Assignment: Every entry below, first to last, should be restated word for word.
━━━━━━━━
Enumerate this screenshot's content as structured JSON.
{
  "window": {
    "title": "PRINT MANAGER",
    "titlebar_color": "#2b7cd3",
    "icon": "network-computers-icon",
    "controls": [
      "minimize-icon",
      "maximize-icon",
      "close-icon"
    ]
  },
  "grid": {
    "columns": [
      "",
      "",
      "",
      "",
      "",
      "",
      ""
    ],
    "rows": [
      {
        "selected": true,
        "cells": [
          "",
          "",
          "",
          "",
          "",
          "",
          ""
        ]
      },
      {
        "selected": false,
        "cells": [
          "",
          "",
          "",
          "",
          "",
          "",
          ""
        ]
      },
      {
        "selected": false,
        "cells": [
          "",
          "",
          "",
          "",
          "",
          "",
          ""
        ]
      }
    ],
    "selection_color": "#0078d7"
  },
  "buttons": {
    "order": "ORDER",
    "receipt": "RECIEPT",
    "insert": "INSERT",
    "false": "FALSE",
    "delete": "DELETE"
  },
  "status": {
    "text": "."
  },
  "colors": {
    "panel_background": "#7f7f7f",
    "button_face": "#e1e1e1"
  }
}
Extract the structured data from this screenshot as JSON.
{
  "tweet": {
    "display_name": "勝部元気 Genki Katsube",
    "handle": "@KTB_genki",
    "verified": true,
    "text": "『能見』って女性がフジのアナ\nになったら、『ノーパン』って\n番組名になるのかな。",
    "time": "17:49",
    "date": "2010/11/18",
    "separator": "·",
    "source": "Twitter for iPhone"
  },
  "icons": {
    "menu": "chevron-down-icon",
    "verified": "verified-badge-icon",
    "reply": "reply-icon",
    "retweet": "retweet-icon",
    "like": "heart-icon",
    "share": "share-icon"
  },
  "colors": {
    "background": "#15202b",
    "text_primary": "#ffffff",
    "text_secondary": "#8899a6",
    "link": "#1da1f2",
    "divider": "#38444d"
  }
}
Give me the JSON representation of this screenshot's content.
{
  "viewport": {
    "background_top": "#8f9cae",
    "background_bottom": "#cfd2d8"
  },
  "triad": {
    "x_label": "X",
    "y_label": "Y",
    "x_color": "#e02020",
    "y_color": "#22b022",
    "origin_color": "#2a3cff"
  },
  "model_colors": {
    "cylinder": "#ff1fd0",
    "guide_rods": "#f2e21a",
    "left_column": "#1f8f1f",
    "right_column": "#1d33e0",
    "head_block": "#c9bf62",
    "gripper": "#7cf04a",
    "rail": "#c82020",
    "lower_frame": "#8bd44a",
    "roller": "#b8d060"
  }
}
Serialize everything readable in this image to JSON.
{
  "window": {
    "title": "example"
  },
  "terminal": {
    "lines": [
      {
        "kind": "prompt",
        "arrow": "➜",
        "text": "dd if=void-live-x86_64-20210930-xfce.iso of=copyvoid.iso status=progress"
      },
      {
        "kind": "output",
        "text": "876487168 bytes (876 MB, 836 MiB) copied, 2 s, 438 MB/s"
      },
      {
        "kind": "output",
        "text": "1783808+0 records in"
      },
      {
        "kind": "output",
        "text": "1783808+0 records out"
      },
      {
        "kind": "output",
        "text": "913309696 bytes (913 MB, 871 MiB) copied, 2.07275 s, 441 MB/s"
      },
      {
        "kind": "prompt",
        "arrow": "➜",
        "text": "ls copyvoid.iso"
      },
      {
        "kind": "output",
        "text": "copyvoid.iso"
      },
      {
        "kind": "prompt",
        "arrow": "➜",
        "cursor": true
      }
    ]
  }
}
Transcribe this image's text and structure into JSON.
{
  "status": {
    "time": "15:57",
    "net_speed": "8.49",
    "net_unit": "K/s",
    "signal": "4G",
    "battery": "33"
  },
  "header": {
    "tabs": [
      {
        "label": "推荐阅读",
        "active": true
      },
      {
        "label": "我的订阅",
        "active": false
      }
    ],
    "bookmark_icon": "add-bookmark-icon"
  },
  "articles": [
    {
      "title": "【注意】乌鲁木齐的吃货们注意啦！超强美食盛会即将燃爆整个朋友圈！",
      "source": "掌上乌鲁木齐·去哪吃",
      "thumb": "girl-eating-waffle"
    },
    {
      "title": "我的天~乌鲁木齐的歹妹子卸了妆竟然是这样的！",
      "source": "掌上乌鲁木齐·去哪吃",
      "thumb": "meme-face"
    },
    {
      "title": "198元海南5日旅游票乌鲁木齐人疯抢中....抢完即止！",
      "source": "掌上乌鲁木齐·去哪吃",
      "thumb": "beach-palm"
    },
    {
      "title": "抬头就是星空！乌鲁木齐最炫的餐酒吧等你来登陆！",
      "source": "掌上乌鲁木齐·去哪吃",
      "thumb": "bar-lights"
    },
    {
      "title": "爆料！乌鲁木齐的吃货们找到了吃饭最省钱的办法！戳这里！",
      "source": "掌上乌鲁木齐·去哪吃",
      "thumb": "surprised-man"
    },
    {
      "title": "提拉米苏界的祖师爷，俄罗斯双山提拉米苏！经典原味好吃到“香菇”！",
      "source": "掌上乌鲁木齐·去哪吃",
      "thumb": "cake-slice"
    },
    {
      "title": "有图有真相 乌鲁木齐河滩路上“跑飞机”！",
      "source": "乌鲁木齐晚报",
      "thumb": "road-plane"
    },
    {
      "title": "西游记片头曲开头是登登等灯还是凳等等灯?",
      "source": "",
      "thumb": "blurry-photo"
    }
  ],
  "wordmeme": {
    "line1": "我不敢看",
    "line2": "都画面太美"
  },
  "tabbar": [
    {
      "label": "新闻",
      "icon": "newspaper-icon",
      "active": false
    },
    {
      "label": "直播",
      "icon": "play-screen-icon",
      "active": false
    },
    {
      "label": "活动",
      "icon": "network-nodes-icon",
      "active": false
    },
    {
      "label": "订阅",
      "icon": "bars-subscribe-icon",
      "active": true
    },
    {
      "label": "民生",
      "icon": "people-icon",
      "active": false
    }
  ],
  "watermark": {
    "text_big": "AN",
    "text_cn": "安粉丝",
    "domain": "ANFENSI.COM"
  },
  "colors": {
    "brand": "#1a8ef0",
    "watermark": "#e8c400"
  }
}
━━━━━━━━
Response:
Enumerate this screenshot's content as structured JSON.
{
  "window": {
    "title": "PRINT MANAGER",
    "titlebar_color": "#2b7cd3",
    "icon": "network-computers-icon",
    "controls": [
      "minimize-icon",
      "maximize-icon",
      "close-icon"
    ]
  },
  "grid": {
    "columns": [
      "",
      "",
      "",
      "",
      "",
      "",
      ""
    ],
    "rows": [
      {
        "selected": true,
        "cells": [
          "",
          "",
          "",
          "",
          "",
          "",
          ""
        ]
      },
      {
        "selected": false,
        "cells": [
          "",
          "",
          "",
          "",
          "",
          "",
          ""
        ]
      },
      {
        "selected": false,
        "cells": [
          "",
          "",
          "",
          "",
          "",
          "",
          ""
        ]
      }
    ],
    "selection_color": "#0078d7"
  },
  "buttons": {
    "order": "ORDER",
    "receipt": "RECIEPT",
    "insert": "INSERT",
    "false": "FALSE",
    "delete": "DELETE"
  },
  "status": {
    "text": "."
  },
  "colors": {
    "panel_background": "#7f7f7f",
    "button_face": "#e1e1e1"
  }
}
Extract the structured data from this screenshot as JSON.
{
  "tweet": {
    "display_name": "勝部元気 Genki Katsube",
    "handle": "@KTB_genki",
    "verified": true,
    "text": "『能見』って女性がフジのアナ\nになったら、『ノーパン』って\n番組名になるのかな。",
    "time": "17:49",
    "date": "2010/11/18",
    "separator": "·",
    "source": "Twitter for iPhone"
  },
  "icons": {
    "menu": "chevron-down-icon",
    "verified": "verified-badge-icon",
    "reply": "reply-icon",
    "retweet": "retweet-icon",
    "like": "heart-icon",
    "share": "share-icon"
  },
  "colors": {
    "background": "#15202b",
    "text_primary": "#ffffff",
    "text_secondary": "#8899a6",
    "link": "#1da1f2",
    "divider": "#38444d"
  }
}
Give me the JSON representation of this screenshot's content.
{
  "viewport": {
    "background_top": "#8f9cae",
    "background_bottom": "#cfd2d8"
  },
  "triad": {
    "x_label": "X",
    "y_label": "Y",
    "x_color": "#e02020",
    "y_color": "#22b022",
    "origin_color": "#2a3cff"
  },
  "model_colors": {
    "cylinder": "#ff1fd0",
    "guide_rods": "#f2e21a",
    "left_column": "#1f8f1f",
    "right_column": "#1d33e0",
    "head_block": "#c9bf62",
    "gripper": "#7cf04a",
    "rail": "#c82020",
    "lower_frame": "#8bd44a",
    "roller": "#b8d060"
  }
}
Serialize everything readable in this image to JSON.
{
  "window": {
    "title": "example"
  },
  "terminal": {
    "lines": [
      {
        "kind": "prompt",
        "arrow": "➜",
        "text": "dd if=void-live-x86_64-20210930-xfce.iso of=copyvoid.iso status=progress"
      },
      {
        "kind": "output",
        "text": "876487168 bytes (876 MB, 836 MiB) copied, 2 s, 438 MB/s"
      },
      {
        "kind": "output",
        "text": "1783808+0 records in"
      },
      {
        "kind": "output",
        "text": "1783808+0 records out"
      },
      {
        "kind": "output",
        "text": "913309696 bytes (913 MB, 871 MiB) copied, 2.07275 s, 441 MB/s"
      },
      {
        "kind": "prompt",
        "arrow": "➜",
        "text": "ls copyvoid.iso"
      },
      {
        "kind": "output",
        "text": "copyvoid.iso"
      },
      {
        "kind": "prompt",
        "arrow": "➜",
        "cursor": true
      }
    ]
  }
}
Transcribe this image's text and structure into JSON.
{
  "status": {
    "time": "15:57",
    "net_speed": "8.49",
    "net_unit": "K/s",
    "signal": "4G",
    "battery": "33"
  },
  "header": {
    "tabs": [
      {
        "label": "推荐阅读",
        "active": true
      },
      {
        "label": "我的订阅",
        "active": false
      }
    ],
    "bookmark_icon": "add-bookmark-icon"
  },
  "articles": [
    {
      "title": "【注意】乌鲁木齐的吃货们注意啦！超强美食盛会即将燃爆整个朋友圈！",
      "source": "掌上乌鲁木齐·去哪吃",
      "thumb": "girl-eating-waffle"
    },
    {
      "title": "我的天~乌鲁木齐的歹妹子卸了妆竟然是这样的！",
      "source": "掌上乌鲁木齐·去哪吃",
      "thumb": "meme-face"
    },
    {
      "title": "198元海南5日旅游票乌鲁木齐人疯抢中....抢完即止！",
      "source": "掌上乌鲁木齐·去哪吃",
      "thumb": "beach-palm"
    },
    {
      "title": "抬头就是星空！乌鲁木齐最炫的餐酒吧等你来登陆！",
      "source": "掌上乌鲁木齐·去哪吃",
      "thumb": "bar-lights"
    },
    {
      "title": "爆料！乌鲁木齐的吃货们找到了吃饭最省钱的办法！戳这里！",
      "source": "掌上乌鲁木齐·去哪吃",
      "thumb": "surprised-man"
    },
    {
      "title": "提拉米苏界的祖师爷，俄罗斯双山提拉米苏！经典原味好吃到“香菇”！",
      "source": "掌上乌鲁木齐·去哪吃",
      "thumb": "cake-slice"
    },
    {
      "title": "有图有真相 乌鲁木齐河滩路上“跑飞机”！",
      "source": "乌鲁木齐晚报",
      "thumb": "road-plane"
    },
    {
      "title": "西游记片头曲开头是登登等灯还是凳等等灯?",
      "source": "",
      "thumb": "blurry-photo"
    }
  ],
  "wordmeme": {
    "line1": "我不敢看",
    "line2": "都画面太美"
  },
  "tabbar": [
    {
      "label": "新闻",
      "icon": "newspaper-icon",
      "active": false
    },
    {
      "label": "直播",
      "icon": "play-screen-icon",
      "active": false
    },
    {
      "label": "活动",
      "icon": "network-nodes-icon",
      "active": false
    },
    {
      "label": "订阅",
      "icon": "bars-subscribe-icon",
      "active": true
    },
    {
      "label": "民生",
      "icon": "people-icon",
      "active": false
    }
  ],
  "watermark": {
    "text_big": "AN",
    "text_cn": "安粉丝",
    "domain": "ANFENSI.COM"
  },
  "colors": {
    "brand": "#1a8ef0",
    "watermark": "#e8c400"
  }
}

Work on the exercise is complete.